BEIJING, March 8 (Xinhua) -- The ongoing annual session of the 12th National People's Congress (NPC) has given Shen Jilan, 84, a chance to consolidate her position as one of the world's most venerable political figures.
With her 59 years as an NPC deputy, she even trumps the congressional career of the late Robert C. Byrd, who served 51 years as a U.S. senator. Shen is the only deputy serving all 12 terms of the NPC.
With the International Women's Day being marked on Friday, she has become the figurehead for a growing number of women in Chinese politics.
When Shen began her role as deputy, she was in a much smaller minority and experienced a very different Chinese political situation as she learned the ropes in what was understandably a daunting male-dominated atmosphere.
From a remote village in northern Shanxi Province, the national model worker says her overriding prerogative in her early 1950s days in the NPC was that "we must elect Mao Zedong as chairman."
How times have changed -- in political and also practical senses. Shen remarked recently to media, "I used to start my four-day journey to Beijing by riding a donkey from my village to the county. And this year, the high-speed train journey to Beijing took only two hours."
This year, Shen showed she was capable of keeping up with these fast times by presenting proposals on narrowing the gap between rich and poor regions, and optimizing rural land use.
While she may have record-breaking longevity in terms of politics, this grandmother is far from the only female to bring new life to this year's key political session in China.
Of the 2,987 NPC deputies this year, 699 are women, 62 of them newly elected. Females comprise 23.4 percent of the deputies, representing a 2.07-percent increase from the previous NPC term.
Among a number of high-profile female NPC appointments, Fu Ying, who served as Chinese ambassador to the Philippines, Australia and Britain, becomes the NPC's first ever spokeswoman for this session.
Further headlines were generated by Liu Yang, a newly elected deputy from the People's Liberation Army.
China's first female astronaut, 35-year-old Liu said she felt honored to take up her new position. "I used to watch [the congress] on television, but this year I am obliged to deliberate on and examine the government work report," she said.
Young diver Chen Ruolin, who won gold in the 10m platform category at the London Olympic Games, is likewise making her debut as an NPC deputy.
Worries over such young debutantes' inexperience have also been highlighted. "She is so young. Obviously, she needs more political training," said a domestic journalist surnamed Xu after interviewing Chen.
Inexperience is an issue that will need to be worked though as the NPC embraces more deputies from all walks of life, not just the political elite.
Even Shen Jilan has her detractors. Some netizens have labeled her a "living fossil," a reputation that can't be helped by her admission that she has never voted against any motion.

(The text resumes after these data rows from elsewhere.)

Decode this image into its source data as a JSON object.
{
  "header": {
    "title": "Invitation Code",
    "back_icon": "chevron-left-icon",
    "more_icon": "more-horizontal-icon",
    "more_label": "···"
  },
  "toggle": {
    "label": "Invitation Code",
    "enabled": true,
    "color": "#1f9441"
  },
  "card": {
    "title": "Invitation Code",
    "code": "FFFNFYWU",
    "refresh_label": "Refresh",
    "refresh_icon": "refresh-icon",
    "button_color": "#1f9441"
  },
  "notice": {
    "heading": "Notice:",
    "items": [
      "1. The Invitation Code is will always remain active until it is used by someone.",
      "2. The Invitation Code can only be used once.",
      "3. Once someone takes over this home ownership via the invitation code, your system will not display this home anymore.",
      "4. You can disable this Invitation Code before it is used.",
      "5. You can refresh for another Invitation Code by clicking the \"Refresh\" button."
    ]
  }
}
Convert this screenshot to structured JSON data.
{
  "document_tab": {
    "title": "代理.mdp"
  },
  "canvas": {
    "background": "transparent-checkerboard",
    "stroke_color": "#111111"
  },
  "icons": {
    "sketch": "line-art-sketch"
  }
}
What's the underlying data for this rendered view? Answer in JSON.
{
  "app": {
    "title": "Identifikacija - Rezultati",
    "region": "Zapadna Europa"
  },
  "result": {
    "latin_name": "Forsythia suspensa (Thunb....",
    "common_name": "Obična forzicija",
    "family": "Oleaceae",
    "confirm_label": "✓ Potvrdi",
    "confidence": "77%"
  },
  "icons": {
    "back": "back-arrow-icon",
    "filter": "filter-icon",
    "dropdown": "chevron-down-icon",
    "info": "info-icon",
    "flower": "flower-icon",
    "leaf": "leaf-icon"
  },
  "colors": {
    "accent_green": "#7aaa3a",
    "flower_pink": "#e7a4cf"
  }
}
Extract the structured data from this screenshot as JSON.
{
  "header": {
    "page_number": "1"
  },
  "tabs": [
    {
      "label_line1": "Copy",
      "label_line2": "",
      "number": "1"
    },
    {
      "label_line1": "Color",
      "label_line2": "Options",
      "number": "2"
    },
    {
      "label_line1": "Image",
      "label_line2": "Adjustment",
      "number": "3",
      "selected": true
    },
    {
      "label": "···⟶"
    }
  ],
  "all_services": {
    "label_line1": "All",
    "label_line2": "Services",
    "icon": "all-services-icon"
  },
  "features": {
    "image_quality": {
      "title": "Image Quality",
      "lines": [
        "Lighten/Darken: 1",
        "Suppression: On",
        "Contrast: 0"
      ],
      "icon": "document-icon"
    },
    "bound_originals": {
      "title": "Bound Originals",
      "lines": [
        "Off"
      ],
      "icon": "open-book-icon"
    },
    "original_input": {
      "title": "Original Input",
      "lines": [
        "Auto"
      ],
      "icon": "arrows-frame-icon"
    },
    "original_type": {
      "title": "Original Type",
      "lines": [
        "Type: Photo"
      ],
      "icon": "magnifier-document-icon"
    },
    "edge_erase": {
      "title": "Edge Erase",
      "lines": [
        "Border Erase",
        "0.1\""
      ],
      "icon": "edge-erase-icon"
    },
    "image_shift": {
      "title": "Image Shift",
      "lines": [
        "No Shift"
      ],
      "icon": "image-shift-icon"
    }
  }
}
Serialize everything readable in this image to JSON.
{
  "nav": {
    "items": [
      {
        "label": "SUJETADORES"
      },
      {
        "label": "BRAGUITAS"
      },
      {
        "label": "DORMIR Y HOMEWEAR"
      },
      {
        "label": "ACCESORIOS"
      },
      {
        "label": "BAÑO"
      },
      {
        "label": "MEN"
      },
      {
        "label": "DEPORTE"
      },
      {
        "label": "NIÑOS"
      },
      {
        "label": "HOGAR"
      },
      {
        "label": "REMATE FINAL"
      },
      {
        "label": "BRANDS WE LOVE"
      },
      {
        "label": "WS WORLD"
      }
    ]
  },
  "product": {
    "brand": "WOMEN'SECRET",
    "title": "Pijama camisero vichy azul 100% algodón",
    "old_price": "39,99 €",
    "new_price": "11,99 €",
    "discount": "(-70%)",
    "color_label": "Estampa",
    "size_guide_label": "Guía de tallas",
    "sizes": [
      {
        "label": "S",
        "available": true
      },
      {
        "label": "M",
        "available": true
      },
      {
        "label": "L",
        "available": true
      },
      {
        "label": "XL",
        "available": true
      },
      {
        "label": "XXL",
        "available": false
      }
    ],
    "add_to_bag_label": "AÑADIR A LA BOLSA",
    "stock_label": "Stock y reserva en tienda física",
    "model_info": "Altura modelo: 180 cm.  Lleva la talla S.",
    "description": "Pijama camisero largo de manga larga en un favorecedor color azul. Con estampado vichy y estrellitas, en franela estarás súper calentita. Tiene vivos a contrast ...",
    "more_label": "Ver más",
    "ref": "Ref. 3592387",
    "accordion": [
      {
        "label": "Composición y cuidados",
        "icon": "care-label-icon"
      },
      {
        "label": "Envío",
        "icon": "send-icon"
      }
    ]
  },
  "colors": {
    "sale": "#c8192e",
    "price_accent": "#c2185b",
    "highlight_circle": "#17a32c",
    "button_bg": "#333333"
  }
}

Decades before, the few women NPC deputies were generally selected from those with outstanding contributions such as model workers or officials. Nowadays, female migrant workers and even female poets have joined this team.
"'Political training' is utterly important, as being a new deputy, I knew little about the law," said Zhu Xueqin, who is in her second five-year term as an NPC deputy.
The 36 year old was the first-ever migrant worker deputy five years ago.
She still remembers her nervousness when she stood at the front of the Great Hall of the People for the very first time. "I take the NPC as my school, a law school. The law matters so much to both women and migrant workers," according to Zhu.
This year, before attending the NPC, she voluntarily took part in the deputy training, going over what she learned last time.
Shen Jilan's political education has been less formal but no less hard earned.
"The first time I came here, I dared not to speak," she recalled.
As she learned more about the NPC and its functions, however, she came to realize it was a channel for ordinary people to express their opinions."As a people's deputy, I must listen to their voices and help them to relieve their stresses," she believes.
Of course, opportunities to join the top legislature of a nation are prized for both men and women. But, for Chinese women, this trend underscores the fact that their overall status has gained an unprecedented leap forward over the last century.
A hundred years ago, the grandmas and great grandmas of women like Zhu Xueqin and Chen Ruolin may have suffered foot-binding, and now their descendants are talking about state affairs.
In addition to their responsibilities as mothers, housewives and daughters, Chinese women are shouldering more political roles. As the saying goes, Chinese women "hold up half the sky" along with their elevation into the country's politics.
(Xinhua correspondents Xu Xiaoqing, Xu Yang and Meng Na contributed to the story.)